Those lines of the following listing which contain the string "Generate" should be returned.

****************

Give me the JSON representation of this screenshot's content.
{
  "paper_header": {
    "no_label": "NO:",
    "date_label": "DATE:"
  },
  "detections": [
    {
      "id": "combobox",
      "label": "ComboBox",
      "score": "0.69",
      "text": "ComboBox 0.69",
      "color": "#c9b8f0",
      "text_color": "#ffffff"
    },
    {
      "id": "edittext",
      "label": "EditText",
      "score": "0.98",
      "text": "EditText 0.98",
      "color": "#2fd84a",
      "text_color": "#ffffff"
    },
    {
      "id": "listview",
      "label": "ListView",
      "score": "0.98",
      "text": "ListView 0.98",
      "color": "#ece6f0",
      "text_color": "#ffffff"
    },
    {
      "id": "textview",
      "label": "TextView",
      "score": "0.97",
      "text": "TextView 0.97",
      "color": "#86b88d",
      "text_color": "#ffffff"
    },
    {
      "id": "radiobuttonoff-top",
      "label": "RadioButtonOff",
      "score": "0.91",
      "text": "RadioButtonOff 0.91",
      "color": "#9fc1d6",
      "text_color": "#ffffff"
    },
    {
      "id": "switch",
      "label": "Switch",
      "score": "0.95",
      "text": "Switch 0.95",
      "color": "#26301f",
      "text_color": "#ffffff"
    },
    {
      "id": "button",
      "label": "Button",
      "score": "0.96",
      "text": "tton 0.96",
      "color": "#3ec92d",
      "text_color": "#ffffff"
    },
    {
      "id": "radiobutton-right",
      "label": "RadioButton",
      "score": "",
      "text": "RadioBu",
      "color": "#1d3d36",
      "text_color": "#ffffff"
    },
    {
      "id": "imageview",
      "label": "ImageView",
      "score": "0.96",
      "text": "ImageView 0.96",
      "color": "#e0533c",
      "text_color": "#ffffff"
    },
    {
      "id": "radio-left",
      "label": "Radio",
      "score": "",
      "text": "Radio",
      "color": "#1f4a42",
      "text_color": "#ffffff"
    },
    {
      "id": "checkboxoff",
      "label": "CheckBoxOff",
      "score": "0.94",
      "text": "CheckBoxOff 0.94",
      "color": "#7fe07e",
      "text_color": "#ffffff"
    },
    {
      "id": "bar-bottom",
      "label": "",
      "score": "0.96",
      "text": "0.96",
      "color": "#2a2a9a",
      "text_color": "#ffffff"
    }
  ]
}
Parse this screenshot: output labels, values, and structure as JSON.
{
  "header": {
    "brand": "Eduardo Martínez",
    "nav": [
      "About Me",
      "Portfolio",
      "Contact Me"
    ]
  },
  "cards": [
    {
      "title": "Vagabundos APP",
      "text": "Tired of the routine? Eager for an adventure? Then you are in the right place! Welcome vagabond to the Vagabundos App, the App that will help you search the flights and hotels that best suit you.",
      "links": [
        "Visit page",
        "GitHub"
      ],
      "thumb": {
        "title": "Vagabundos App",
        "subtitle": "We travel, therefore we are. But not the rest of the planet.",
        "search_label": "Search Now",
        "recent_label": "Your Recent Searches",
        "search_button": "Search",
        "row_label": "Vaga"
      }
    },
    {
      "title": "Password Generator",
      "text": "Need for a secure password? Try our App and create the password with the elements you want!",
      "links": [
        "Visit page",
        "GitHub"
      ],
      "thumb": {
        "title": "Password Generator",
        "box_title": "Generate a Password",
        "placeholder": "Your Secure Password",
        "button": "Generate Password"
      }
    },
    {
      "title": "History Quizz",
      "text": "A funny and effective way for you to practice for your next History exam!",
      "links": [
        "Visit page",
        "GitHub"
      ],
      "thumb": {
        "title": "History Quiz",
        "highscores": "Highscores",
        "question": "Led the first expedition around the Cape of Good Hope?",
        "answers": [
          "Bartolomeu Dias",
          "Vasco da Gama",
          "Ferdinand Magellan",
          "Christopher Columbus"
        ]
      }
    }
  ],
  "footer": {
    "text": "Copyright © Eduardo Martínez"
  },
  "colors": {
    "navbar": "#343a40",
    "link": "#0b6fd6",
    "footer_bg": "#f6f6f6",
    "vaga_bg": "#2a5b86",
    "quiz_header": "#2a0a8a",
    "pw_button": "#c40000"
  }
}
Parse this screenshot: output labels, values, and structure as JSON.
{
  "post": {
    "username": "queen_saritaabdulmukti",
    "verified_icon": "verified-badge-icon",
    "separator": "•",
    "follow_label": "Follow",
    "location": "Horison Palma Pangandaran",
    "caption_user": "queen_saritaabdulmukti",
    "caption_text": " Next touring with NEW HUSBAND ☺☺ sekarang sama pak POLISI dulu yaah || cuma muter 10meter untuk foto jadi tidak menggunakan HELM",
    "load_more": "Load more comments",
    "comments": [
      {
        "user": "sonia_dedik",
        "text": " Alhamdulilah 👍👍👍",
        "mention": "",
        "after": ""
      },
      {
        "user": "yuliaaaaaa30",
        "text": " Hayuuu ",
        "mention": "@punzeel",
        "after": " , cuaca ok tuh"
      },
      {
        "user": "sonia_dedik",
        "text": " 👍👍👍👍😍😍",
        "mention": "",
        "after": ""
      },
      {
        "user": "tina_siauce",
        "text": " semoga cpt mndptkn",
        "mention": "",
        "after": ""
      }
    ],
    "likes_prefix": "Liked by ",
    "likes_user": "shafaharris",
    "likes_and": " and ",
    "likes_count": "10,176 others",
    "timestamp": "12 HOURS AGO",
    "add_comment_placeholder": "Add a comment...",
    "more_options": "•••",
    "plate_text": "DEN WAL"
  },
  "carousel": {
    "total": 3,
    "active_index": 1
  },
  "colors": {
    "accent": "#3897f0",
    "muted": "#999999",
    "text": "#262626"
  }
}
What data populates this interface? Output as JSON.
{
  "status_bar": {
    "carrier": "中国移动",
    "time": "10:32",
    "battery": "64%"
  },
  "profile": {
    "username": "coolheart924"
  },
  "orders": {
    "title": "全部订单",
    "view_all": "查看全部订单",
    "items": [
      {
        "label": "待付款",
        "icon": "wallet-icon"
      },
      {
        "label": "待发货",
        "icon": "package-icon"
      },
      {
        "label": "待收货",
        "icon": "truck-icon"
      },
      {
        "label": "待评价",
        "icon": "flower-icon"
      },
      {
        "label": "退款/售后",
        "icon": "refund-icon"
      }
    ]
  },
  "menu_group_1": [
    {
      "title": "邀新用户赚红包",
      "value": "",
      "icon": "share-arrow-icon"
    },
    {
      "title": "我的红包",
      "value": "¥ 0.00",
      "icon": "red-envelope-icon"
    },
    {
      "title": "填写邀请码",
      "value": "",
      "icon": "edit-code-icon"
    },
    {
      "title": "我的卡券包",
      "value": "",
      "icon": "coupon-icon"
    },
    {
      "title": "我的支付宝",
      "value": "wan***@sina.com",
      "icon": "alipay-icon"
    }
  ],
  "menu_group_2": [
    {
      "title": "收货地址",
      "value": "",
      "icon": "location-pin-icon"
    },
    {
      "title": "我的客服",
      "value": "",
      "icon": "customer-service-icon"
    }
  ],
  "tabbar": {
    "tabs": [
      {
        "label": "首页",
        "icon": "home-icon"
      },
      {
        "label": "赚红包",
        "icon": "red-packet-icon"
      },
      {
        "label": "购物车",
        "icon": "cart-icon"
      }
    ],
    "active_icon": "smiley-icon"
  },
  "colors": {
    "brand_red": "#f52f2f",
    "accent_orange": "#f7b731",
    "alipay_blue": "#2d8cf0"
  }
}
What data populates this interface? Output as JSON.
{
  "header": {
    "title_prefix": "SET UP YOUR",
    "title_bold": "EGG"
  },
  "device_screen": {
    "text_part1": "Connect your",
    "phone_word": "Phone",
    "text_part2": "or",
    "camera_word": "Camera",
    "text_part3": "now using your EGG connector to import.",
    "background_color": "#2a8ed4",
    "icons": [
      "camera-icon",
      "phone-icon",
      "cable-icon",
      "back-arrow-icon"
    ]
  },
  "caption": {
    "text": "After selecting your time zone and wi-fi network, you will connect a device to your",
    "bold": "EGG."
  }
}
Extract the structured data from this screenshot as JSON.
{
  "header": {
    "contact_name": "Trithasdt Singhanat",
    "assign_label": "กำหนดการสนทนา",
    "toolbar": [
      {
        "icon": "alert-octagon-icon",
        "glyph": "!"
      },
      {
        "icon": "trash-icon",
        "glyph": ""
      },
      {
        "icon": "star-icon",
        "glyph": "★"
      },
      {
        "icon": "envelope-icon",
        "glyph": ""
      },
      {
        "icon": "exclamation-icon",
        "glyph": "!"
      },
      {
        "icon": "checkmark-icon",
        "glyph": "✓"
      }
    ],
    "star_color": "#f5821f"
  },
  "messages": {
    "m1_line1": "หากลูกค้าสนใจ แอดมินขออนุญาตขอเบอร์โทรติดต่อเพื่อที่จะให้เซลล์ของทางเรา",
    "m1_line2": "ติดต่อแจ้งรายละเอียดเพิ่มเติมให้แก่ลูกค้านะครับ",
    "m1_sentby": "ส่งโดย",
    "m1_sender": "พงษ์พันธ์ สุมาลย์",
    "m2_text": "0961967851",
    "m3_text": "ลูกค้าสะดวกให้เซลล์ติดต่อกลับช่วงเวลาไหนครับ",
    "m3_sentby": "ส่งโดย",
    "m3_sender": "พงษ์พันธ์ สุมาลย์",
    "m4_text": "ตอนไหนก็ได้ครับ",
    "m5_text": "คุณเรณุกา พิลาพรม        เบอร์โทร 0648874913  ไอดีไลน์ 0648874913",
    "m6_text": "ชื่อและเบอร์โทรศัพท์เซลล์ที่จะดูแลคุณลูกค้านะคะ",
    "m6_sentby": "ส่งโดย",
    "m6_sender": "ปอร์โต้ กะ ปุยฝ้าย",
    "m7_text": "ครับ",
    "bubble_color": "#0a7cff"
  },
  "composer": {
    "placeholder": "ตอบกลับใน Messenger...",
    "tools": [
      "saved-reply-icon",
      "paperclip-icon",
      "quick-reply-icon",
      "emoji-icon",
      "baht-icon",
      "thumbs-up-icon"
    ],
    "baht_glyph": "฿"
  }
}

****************

TASK OUTPUT:
        "box_title": "Generate a Password",
        "button": "Generate Password"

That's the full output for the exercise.